Annual Report 2015 World Heritage Marine Programme

Friday, 19 February 2016
access_time 2 min read
Brazilian Atlantic Islands: Fernando de Noronha and Atol das Rocas Reserves © Roberto Garrido | Roberto Garrido

The World Heritage Marine Programme is pleased to announce the release of its annual report, 2015: A Year in Review. Looking back on the past twelve months, there is a lot of progress to acknowledge. With the support of global partners, big strides have been made in protecting some of the world’s most spectacular places.

In the Arctic, Russia’s Natural System of Wrangel Island Reserve is now safe from drilling in the nearby Chukchi Sea. At Australia’s Great Barrier Reef, we helped achieve a ban on dumping of dredged material, major commitments to improve water quality and a 30-year target-based management plan to guide its future protection.

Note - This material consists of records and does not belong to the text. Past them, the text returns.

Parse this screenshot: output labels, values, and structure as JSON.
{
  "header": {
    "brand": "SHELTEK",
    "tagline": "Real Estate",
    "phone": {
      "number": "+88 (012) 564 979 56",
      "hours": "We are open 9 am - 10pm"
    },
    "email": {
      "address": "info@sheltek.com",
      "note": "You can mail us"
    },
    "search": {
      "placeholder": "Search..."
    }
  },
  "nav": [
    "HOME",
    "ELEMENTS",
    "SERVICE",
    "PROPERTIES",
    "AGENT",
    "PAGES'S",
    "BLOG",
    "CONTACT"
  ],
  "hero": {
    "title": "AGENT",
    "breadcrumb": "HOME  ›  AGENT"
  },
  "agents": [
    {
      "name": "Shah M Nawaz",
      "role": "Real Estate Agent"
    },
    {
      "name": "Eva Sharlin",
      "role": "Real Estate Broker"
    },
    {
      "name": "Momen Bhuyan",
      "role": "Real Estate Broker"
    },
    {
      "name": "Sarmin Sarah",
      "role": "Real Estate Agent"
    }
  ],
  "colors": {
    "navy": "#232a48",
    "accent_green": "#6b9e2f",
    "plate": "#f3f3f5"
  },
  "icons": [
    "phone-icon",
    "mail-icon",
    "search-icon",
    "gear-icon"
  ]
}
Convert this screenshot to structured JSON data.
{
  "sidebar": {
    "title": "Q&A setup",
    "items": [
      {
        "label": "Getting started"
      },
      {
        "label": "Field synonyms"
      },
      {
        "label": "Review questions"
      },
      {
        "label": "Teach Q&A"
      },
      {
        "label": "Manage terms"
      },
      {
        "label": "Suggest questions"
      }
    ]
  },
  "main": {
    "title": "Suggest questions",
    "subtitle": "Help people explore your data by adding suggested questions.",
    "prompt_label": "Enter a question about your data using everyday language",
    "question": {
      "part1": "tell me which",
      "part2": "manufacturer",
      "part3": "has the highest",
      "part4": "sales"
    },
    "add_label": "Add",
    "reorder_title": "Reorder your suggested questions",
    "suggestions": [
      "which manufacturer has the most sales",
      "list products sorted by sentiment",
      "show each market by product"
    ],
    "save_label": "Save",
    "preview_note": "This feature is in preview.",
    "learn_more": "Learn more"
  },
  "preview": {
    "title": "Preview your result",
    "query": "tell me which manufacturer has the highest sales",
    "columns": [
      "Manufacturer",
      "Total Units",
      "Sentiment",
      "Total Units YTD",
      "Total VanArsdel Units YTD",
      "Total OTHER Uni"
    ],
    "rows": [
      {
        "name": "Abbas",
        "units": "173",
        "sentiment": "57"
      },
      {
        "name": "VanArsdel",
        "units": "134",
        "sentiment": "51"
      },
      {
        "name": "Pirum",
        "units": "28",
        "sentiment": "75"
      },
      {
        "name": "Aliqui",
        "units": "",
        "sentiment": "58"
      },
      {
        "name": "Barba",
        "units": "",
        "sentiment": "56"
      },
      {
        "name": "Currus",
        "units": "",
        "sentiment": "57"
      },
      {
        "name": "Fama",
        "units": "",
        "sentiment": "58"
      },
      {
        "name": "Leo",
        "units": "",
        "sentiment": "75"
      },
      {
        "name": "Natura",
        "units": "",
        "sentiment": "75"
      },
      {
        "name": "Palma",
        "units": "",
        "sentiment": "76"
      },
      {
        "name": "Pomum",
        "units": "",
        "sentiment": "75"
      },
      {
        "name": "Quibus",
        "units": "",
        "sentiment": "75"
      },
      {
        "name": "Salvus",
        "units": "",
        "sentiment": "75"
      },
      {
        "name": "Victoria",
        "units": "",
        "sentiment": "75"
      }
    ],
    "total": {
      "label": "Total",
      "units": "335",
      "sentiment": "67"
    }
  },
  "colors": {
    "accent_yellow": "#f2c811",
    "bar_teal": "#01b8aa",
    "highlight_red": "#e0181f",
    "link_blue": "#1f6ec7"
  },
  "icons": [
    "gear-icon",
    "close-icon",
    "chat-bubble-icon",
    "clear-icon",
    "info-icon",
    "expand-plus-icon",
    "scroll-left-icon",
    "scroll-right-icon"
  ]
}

In Belize, the government approved an ambitious three-year roadmap to get the site off the List of World Heritage in Danger and already announced a permanent ban on offshore oil exploration in the Belize Barrier Reef Reserve System as a key first step in its implementation.

We further stepped up cooperation among the 47 marine sites on the UNESCO World Heritage List. Sites share similar conservation challenges and are uniquely positioned to help one another in finding sustainable solutions.  Last year, we initiated a collaboration between Glacier Bay National Park in the USA and the West Norwegian Fjords in Norway to strengthen the capacity of the latter in dealing with pollution from cruise shipping and helped Mauritania’s Banc d’Arguin National Park to develop a youth education program to engage the community in stewardship. We also guided Banc d’Arguin National Park and The Philippines’ Tubbataha Reefs Natural Park who now both applied formally for better protection against shipping pollution, noise and groundings at the International Maritime Organization.

Finally, we ended the year on a high note at COP21, where H.E. President Anote of Kiribati, home to Phoenix Islands Protected Area, made an impassioned speech about the threat of sea level rise for unique ocean places, and world leaders reached the first ever global climate agreement. The climate agreement calls out the importance of maintaining the integrity of the ocean ecosystem.

This year, we will be convening all managers from 47 sites in 36 countries in the Galapagos Islands, Ecuador to discuss monitoring and enforcement to combat illegal fishing, a challenge that plagues nearly half of all World Heritage marine sites. We will also be launching the result of our work on Outstanding Universal Value in the High Seas which we do in collaboration with the International Union for the Conservation of Nature. And finally, we are also supporting the work led by the IUCN and the Natural Resources Defense Council (NRDC) to explore World Heritage potential in the Arctic.

None of this work would be possible without the vital support of our partners around the world. The Swiss watch manufacture Jaeger-LeCoultre has been a driving force behind our success and we are also grateful for  the continued support from the Governments of Flanders and the Netherlands, French Marine Protected Areas Agency, Khaled bin Sultan Living Oceans Foundation, and most recently the Prince Albert II of Monaco Foundation.